Finally, Steven comes clean and admits that he likes THE ENDING OF THE BOOK! That, my friends, is why he couldn’t think of ways to improve on the ending or create an alternate one – he viewed it fine as it was.
And the silly part? Their relationship doesn’t collapse. Connie sees in Steven the romantic, the expressive, the emotive. Their relationship, again, is damn near lockstep – one balances out the other. They function independently, yet become a more cohesive whole when together. Nothing like a silly book is going to get in the way of them. “You’re Steven! You love schmaltz!”
On that note, I can’t help but feel like this episode is a bit meta. In my review of “Marble Madness”, I brought up that the Steven Universe fandom was created for various reasons.

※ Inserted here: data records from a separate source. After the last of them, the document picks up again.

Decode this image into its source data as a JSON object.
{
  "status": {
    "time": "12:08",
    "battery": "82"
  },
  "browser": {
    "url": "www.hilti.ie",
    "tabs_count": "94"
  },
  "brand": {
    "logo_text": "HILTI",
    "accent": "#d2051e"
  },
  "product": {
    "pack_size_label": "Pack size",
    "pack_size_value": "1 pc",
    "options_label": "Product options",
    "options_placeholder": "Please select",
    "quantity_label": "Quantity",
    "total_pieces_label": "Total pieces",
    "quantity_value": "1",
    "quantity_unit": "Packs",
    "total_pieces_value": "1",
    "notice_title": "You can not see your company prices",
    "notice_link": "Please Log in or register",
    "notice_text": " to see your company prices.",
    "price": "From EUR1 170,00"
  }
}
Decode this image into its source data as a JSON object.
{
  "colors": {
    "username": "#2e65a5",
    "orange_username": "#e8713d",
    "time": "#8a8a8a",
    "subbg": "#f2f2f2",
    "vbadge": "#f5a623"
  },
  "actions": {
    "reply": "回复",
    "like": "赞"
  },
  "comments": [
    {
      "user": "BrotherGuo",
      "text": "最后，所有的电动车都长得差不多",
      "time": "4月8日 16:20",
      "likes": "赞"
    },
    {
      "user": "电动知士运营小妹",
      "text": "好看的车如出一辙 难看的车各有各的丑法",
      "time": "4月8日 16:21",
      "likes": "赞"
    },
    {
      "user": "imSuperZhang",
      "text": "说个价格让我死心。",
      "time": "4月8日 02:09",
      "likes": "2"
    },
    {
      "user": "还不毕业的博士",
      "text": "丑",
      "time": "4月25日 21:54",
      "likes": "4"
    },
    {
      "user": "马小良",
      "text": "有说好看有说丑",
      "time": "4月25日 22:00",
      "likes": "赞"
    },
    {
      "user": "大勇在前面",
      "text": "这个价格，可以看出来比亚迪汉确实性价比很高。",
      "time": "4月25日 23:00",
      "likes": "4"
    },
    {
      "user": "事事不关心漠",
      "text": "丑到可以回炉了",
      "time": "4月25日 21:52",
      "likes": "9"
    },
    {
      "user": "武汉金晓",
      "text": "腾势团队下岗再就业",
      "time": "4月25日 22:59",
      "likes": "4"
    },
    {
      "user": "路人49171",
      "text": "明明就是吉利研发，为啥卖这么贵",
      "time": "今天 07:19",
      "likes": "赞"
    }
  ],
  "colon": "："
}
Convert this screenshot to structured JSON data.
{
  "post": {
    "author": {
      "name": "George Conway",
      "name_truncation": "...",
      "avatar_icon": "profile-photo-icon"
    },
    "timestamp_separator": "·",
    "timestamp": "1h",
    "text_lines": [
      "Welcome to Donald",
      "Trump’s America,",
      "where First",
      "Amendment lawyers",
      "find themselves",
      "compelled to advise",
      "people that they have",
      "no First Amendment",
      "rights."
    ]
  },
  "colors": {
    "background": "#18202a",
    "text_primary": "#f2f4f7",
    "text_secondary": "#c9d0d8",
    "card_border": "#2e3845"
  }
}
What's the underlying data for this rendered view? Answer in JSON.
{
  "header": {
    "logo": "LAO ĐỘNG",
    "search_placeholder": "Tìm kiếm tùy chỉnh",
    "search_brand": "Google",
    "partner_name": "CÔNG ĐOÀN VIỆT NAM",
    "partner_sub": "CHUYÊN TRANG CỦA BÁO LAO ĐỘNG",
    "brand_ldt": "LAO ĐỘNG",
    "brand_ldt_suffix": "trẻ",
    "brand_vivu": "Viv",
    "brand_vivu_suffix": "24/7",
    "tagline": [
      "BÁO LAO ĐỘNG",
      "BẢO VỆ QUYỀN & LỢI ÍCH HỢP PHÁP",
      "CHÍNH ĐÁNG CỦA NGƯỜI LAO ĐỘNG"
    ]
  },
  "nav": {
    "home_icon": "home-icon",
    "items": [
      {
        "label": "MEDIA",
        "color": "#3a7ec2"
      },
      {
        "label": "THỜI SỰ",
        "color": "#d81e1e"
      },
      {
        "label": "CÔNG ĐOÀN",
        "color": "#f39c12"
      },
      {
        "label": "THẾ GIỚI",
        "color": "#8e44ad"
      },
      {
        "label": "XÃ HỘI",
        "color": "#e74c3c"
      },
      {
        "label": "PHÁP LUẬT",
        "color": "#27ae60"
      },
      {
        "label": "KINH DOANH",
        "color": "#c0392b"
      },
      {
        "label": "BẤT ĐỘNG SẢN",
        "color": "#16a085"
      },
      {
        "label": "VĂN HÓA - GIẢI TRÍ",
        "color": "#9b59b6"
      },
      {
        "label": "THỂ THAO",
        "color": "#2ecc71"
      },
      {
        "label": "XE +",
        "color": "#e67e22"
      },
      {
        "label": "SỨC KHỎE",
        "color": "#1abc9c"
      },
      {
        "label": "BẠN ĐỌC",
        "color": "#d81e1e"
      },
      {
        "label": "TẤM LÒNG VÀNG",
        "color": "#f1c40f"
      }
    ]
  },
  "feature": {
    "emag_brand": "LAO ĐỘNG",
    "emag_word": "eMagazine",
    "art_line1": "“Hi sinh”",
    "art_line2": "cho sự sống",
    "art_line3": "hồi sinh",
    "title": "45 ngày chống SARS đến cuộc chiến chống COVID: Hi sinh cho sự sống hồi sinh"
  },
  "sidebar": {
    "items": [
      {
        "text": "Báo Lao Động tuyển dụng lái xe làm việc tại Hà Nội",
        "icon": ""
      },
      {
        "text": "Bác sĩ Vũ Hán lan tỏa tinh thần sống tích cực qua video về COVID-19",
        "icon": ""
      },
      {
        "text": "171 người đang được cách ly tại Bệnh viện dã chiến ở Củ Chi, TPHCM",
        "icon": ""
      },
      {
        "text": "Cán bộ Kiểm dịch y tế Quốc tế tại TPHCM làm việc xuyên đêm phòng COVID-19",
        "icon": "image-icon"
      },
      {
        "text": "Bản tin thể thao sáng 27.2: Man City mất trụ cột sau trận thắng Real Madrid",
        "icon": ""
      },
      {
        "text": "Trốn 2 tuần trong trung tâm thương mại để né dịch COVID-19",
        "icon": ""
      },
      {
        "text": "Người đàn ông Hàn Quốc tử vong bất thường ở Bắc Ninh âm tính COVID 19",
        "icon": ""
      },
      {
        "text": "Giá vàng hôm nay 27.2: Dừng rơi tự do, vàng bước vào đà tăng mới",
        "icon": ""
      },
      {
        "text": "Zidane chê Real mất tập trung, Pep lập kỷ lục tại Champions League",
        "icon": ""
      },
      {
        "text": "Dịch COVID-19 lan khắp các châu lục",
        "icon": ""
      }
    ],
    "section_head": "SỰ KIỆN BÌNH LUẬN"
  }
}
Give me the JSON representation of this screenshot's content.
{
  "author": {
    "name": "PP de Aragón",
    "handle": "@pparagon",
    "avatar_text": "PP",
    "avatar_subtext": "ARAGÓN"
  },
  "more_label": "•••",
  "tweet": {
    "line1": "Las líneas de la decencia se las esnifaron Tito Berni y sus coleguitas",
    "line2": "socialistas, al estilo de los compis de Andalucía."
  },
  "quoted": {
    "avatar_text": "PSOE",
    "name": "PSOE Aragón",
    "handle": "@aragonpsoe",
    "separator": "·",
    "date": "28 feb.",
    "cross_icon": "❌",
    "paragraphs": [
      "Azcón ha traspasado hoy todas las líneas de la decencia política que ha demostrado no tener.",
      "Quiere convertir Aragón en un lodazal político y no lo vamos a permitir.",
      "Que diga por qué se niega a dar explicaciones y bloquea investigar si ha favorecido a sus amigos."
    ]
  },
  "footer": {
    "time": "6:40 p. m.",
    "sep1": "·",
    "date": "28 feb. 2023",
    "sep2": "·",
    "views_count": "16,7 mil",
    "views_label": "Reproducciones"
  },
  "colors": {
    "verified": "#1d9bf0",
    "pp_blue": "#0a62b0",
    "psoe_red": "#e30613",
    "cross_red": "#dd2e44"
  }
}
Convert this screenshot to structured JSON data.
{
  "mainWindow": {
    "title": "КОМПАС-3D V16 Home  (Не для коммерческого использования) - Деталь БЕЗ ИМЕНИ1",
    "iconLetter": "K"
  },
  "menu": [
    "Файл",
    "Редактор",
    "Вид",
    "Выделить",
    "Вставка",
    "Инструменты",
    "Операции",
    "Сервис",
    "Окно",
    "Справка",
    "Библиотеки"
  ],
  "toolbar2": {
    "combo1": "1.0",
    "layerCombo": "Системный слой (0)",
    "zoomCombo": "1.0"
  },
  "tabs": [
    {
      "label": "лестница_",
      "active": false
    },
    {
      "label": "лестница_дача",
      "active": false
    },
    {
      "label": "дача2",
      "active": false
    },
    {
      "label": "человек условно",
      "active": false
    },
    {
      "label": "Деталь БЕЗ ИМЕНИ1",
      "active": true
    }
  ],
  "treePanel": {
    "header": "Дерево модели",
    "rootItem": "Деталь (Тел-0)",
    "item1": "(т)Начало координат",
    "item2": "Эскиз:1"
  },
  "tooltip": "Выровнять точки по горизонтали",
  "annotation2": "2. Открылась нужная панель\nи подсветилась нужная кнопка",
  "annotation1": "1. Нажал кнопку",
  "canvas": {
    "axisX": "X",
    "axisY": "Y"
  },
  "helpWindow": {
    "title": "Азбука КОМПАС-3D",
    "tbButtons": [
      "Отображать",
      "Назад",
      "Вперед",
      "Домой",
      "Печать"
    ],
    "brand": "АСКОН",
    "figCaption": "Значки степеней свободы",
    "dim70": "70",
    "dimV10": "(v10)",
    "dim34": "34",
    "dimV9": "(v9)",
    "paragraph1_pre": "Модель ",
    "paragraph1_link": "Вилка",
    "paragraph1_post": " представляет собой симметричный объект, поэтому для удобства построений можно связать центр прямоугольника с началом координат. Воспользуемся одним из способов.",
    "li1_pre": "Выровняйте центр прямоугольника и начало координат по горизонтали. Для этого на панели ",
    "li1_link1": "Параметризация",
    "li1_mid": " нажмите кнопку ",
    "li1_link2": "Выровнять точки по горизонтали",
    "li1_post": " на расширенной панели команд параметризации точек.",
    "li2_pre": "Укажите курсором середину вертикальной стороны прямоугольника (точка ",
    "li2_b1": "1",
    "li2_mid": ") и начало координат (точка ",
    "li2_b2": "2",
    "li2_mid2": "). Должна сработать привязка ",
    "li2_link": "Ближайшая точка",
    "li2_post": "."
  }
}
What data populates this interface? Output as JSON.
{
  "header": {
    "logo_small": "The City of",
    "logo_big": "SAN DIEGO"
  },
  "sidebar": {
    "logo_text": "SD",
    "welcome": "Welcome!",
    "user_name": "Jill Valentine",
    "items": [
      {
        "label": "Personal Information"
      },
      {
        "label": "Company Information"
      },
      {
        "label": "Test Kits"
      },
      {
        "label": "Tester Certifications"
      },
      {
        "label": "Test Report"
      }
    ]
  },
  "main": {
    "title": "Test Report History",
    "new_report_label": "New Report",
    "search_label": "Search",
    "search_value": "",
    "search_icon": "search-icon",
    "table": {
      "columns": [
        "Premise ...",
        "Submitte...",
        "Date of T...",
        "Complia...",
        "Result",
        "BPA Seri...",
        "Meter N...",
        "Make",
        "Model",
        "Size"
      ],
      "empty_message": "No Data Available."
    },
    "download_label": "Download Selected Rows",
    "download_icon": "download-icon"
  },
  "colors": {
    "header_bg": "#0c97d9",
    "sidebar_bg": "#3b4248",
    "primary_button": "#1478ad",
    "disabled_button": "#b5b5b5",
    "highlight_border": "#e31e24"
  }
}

Some fans loved how the writers championed liberal themes and ideas effectively, others were drawn in due to the character emotions and the show’s ability to cut into the viewer like a knife. There are occasional schisms in the fandom as a result, but there’s still this feeling that there is little else like it on television.
How else could this episode end but with Steven and Connie discussing the ways in which these characters evolved, how the book made the decisions it did, and the validity of these interpretations. They seem to keep their interpretations in place (“I guess you could read it that way”), but they accept the opposite’s validity. Isn’t that a message that we seem to need more than ever nowadays?
So, does “Open Book” succeed as something of a two-hander? Putting it simply, it does. It really does showcase what makes the Connieverse dynamic tick, the themes that power these characters as individuals, and does so in a quirky way. It also works as a relatively light, yet not inconsequential, follow-up to the prior episode, whether it be the brutal “Rose’s Scabbard” or the denouement of “Full Disclosure”. It’s certainly not the “standout to end all standouts”, but it is a fun episode to watch.
And besides, is this a bit of foreshadowing to “Shirt Club”? PLAY ME OUT, ICONICALLY 80s SYNTH MACHINE!
- There isn’t too much to say about this one, so just one note – as of press time, season 4 of Steven Universe has wrapped up. And, to be honest, I am fairly certain that season 5 will be the last season. Not because of declining ratings, but because it seems like we’re reaching a point in the show’s story where I don’t know where they will go but to wrap everything up. I love this show, but it feels like season 5 should be the natural end of the show. Rebecca Sugar has promised big things for Season 5 as well. For those complaining that Season 4 had a lot of low-key episodes, maybe it was “the calm before the storm”.
- Also, on a note unrelated to Steven Universe, it looks like Arsenal could just slide into the top 4 of the Premier League, as per convention of Arsenal always coming in 4th place. Knowing the team, they’ll get in, Wenger will sign a contract keeping him on until the Labour Party forms a government, and the team will proceed to get steamrolled 10-2 aggregate against Bayern Munich. Again. At least I can take joy in the Yankees being fantastic again. And Kelvin MacKenzie getting tossed from The Sun and getting the paper banned from another Merseyside team as a result of his seemingly boundless odiousness.
Favorite Scene: Cloud Connie holding down Steven while Connie watches in horror. It’s less weird than it sounds.
Best Character: There are really only two to choose from, so I’m going joint award here.
Memorable Quote: “You’re Steven! You love schmaltz!” – Connie. What else does she have to say?
Score: Silver. Honestly, I wasn’t expecting another standout after the brilliant tragedy that was “Rose’s Scabbard”, but I was still pleased with this one. It lands in at #20 – ironically displacing “Bubble Buddies”, and landing right behind the experimental “Garnet’s Universe”.